Cohen, a co–principal investigator of the HPTN network, believes that an NIH and DAIDS shift away from microbicides development would be practical because of the way that advanced studies of new HIV prevention modalities will likely need to be structured going forward. The architects of such trials face a thorny challenge: They must strike an ethical balance in which participants are not denied the opportunity to receive a highly effective existing product—right now that means Truvada as PrEP, but in the coming years it could mean a long-acting injection—just to test the efficacy of a new product, such as a vaginal or rectal microbicide that initial research may have indicated may be only moderately effective.
Of course, many people who engage in condomless intercourse cannot take PrEP—whether because of side effects or lack of access—or they simply will not take any systemic medications. So when provided with the opportunity to use a microbicide that reduces their risk by, say, 70 percent, their personal alternative is not the 99 percent effectiveness of PrEP but rather no protection at all. According to microbicides research advocates, this very real-life equation could support the ethical design of even moderately effective microbicide products.
“Most important,” Cohen says, participants in such a trial would “need to know with some precision the protection they are getting so they can make well-informed choices.”
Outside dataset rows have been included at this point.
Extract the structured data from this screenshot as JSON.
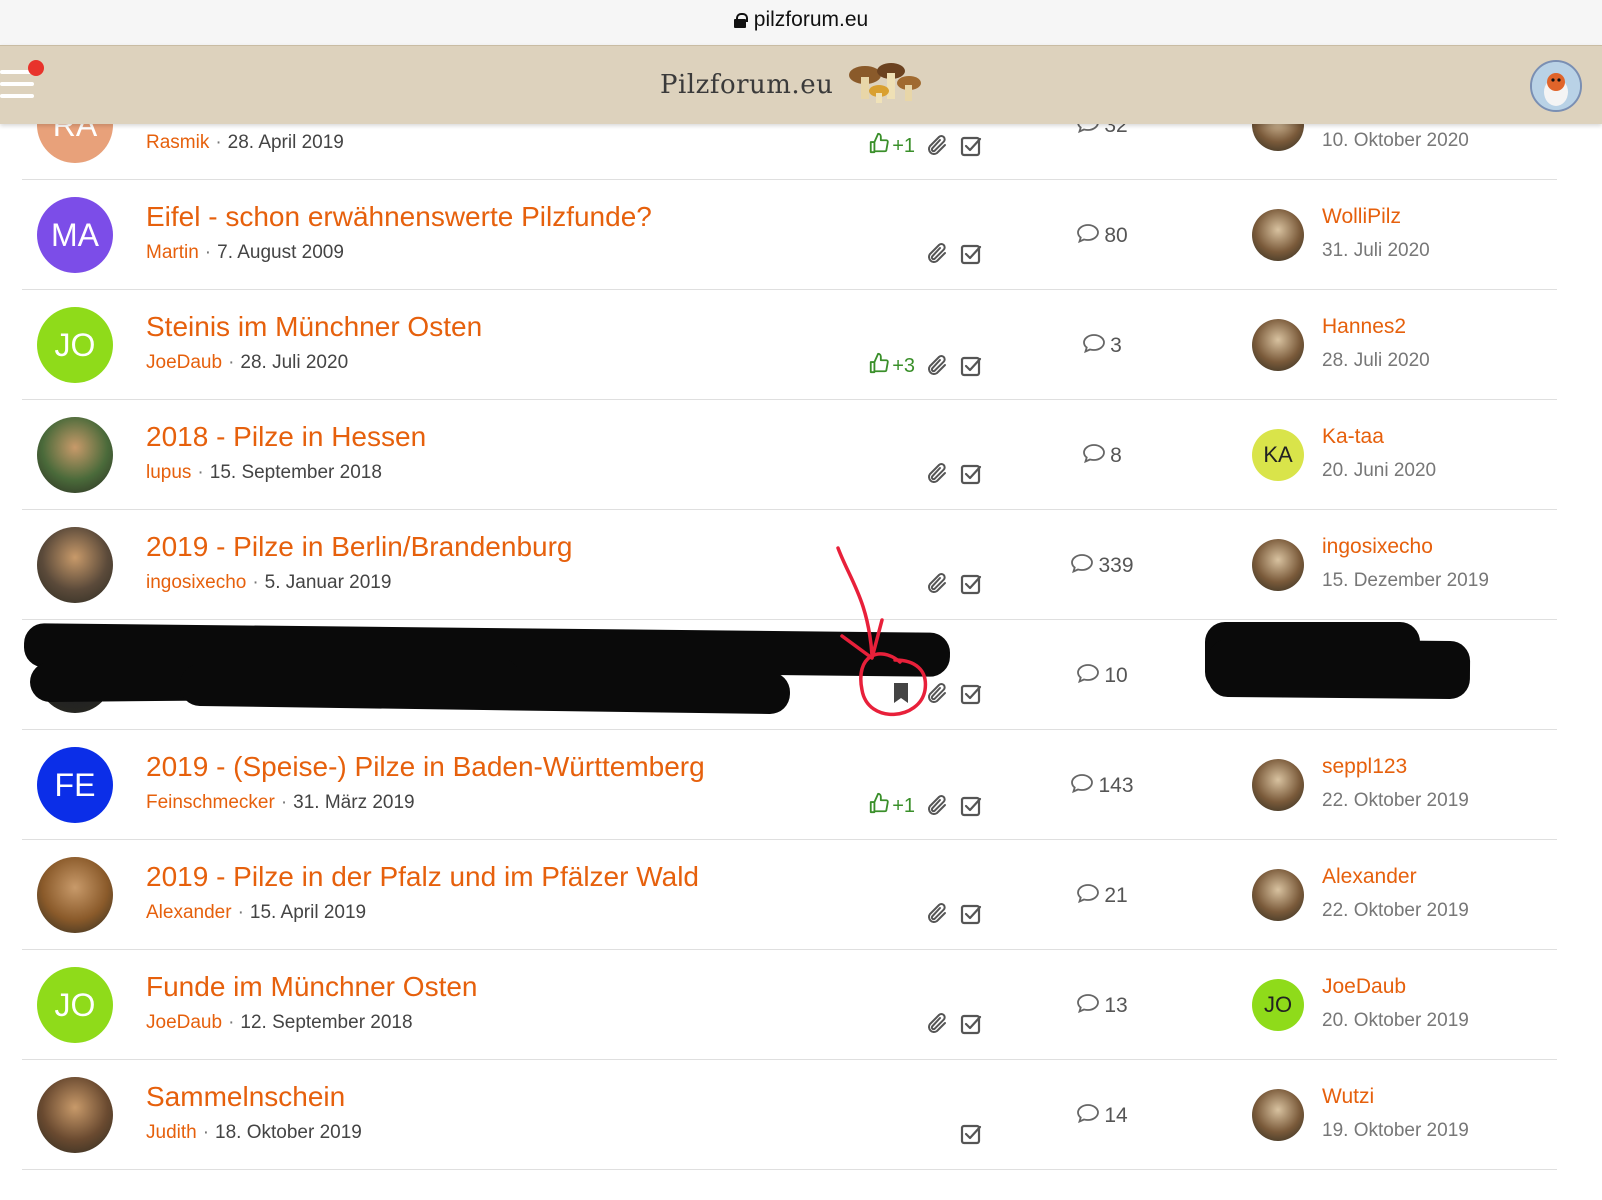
{
  "browser": {
    "url": "pilzforum.eu"
  },
  "header": {
    "logo_text": "Pilzforum.eu"
  },
  "threads": [
    {
      "avatar_initials": "RA",
      "avatar_color": "#e8a17a",
      "title": "",
      "author": "Rasmik",
      "date": "28. April 2019",
      "likes": "+1",
      "attachment": true,
      "replies": "32",
      "last_user": "",
      "last_date": "10. Oktober 2020"
    },
    {
      "avatar_initials": "MA",
      "avatar_color": "#7c4de8",
      "title": "Eifel - schon erwähnenswerte Pilzfunde?",
      "author": "Martin",
      "date": "7. August 2009",
      "likes": "",
      "attachment": true,
      "replies": "80",
      "last_user": "WolliPilz",
      "last_date": "31. Juli 2020"
    },
    {
      "avatar_initials": "JO",
      "avatar_color": "#8fdb1a",
      "title": "Steinis im Münchner Osten",
      "author": "JoeDaub",
      "date": "28. Juli 2020",
      "likes": "+3",
      "attachment": true,
      "replies": "3",
      "last_user": "Hannes2",
      "last_date": "28. Juli 2020"
    },
    {
      "avatar_initials": "",
      "avatar_color": "#4a6a3a",
      "title": "2018 - Pilze in Hessen",
      "author": "lupus",
      "date": "15. September 2018",
      "likes": "",
      "attachment": true,
      "replies": "8",
      "last_user": "Ka-taa",
      "last_date": "20. Juni 2020",
      "last_avatar_initials": "KA",
      "last_avatar_color": "#d9e44a"
    },
    {
      "avatar_initials": "",
      "avatar_color": "#5b4a3a",
      "title": "2019 - Pilze in Berlin/Brandenburg",
      "author": "ingosixecho",
      "date": "5. Januar 2019",
      "likes": "",
      "attachment": true,
      "replies": "339",
      "last_user": "ingosixecho",
      "last_date": "15. Dezember 2019"
    },
    {
      "avatar_initials": "",
      "avatar_color": "#222222",
      "title": "",
      "author": "",
      "date": "",
      "likes": "",
      "attachment": true,
      "bookmark": true,
      "replies": "10",
      "last_user": "",
      "last_date": ""
    },
    {
      "avatar_initials": "FE",
      "avatar_color": "#0b2ee8",
      "title": "2019 - (Speise-) Pilze in Baden-Württemberg",
      "author": "Feinschmecker",
      "date": "31. März 2019",
      "likes": "+1",
      "attachment": true,
      "replies": "143",
      "last_user": "seppl123",
      "last_date": "22. Oktober 2019"
    },
    {
      "avatar_initials": "",
      "avatar_color": "#8a5a2a",
      "title": "2019 - Pilze in der Pfalz und im Pfälzer Wald",
      "author": "Alexander",
      "date": "15. April 2019",
      "likes": "",
      "attachment": true,
      "replies": "21",
      "last_user": "Alexander",
      "last_date": "22. Oktober 2019"
    },
    {
      "avatar_initials": "JO",
      "avatar_color": "#8fdb1a",
      "title": "Funde im Münchner Osten",
      "author": "JoeDaub",
      "date": "12. September 2018",
      "likes": "",
      "attachment": true,
      "replies": "13",
      "last_user": "JoeDaub",
      "last_date": "20. Oktober 2019",
      "last_avatar_initials": "JO",
      "last_avatar_color": "#8fdb1a"
    },
    {
      "avatar_initials": "",
      "avatar_color": "#6a4a30",
      "title": "Sammelnschein",
      "author": "Judith",
      "date": "18. Oktober 2019",
      "likes": "",
      "attachment": false,
      "replies": "14",
      "last_user": "Wutzi",
      "last_date": "19. Oktober 2019"
    }
  ],
  "colors": {
    "link": "#e6600c",
    "like": "#3a8f2a",
    "header_bg": "#ddd2bd",
    "annotation": "#e8203a"
  },
  "icons": [
    "lock-icon",
    "hamburger-icon",
    "thumbs-up-icon",
    "paperclip-icon",
    "checkbox-icon",
    "comment-icon",
    "bookmark-icon"
  ]
}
Jim Pickett, the fiery and outspoken senior director of prevention advocacy and gay men’s health at AIDS Foundation of Chicago, lambastes Dieffenbach for “magical thinking” in his skepticism about microbicides. In his capacity as chair of IRMA (International Rectal Microbicides Advocates), Pickett has circulated two letters urging Dieffenbach and Anthony S. Fauci, MD, the director of NIAID, to maintain robust support for topical microbicide development. More than 150 organizations and 350 individuals have signed IRMA’s rectal microbicides–focused letter, while 93 organizations and 175 individuals have added their names to a female-centric letter.
Additionally, Pickett’s efforts have led 18 members of Congress to sign a letter written by Representative Jan Schakowsky, a Democrat from Illinois, calling upon the same from Dieffenbach and Fauci.
“I’m committed to having folks have choices that work for them,” Pickett says of his hopes for a future with multiple effective HIV prevention products in the proverbial toolbox. He claims that Dieffenbach and his colleagues seek “to drastically limit choices for men and women around the world.”
Cohen is keen to stress that he does not see the debate about DAIDS’s future research priorities as an “us versus them” situation, with HIV advocates squarely pitted against the NIH bureaucracy.
“The NIH wants to support research that maximizes prevention of HIV,” Cohen says.
In a culmination of all this debate, the NIAID’s AIDS Research Advisory Committee, made up of 13 voting members who do not work for the federal government, the lion’s share of whom are leading HIV research scientists, will meet in January to hear Dieffenbach’s plans for the 2020 to 2027 DAIDS funding cycle.
The committee, which includes Hillier, has been working with Dieffenbach and his NIH colleagues throughout 2017 to provide feedback and raise concerns about the agency’s designs on the future. If they vote to reject Dieffenbach’s proposed research priorities—he does not have a vote—the DAIDS head will be in a position to respond to their suggested changes.
However, at the end of the day, the committee can only advise. Leaders at the NIH, including Fauci, have the final say-so; although Dieffenbach, who heads this decision-making effort, emphasizes that the January meeting is no mere formality.
As for how amenable to public comment he has been thus far, Dieffenbach says, “I listen. At the same time, I have a belief system,” one that he says is guided much more by data than sentiment.
Benjamin Ryan is POZ’s editor at large, responsible for HIV science reporting. His work has also appeared in The New York Times, New York, The Nation, The Atlantic and The Marshall Project. Follow him on Facebook, Twitter and on his website, benryan.net.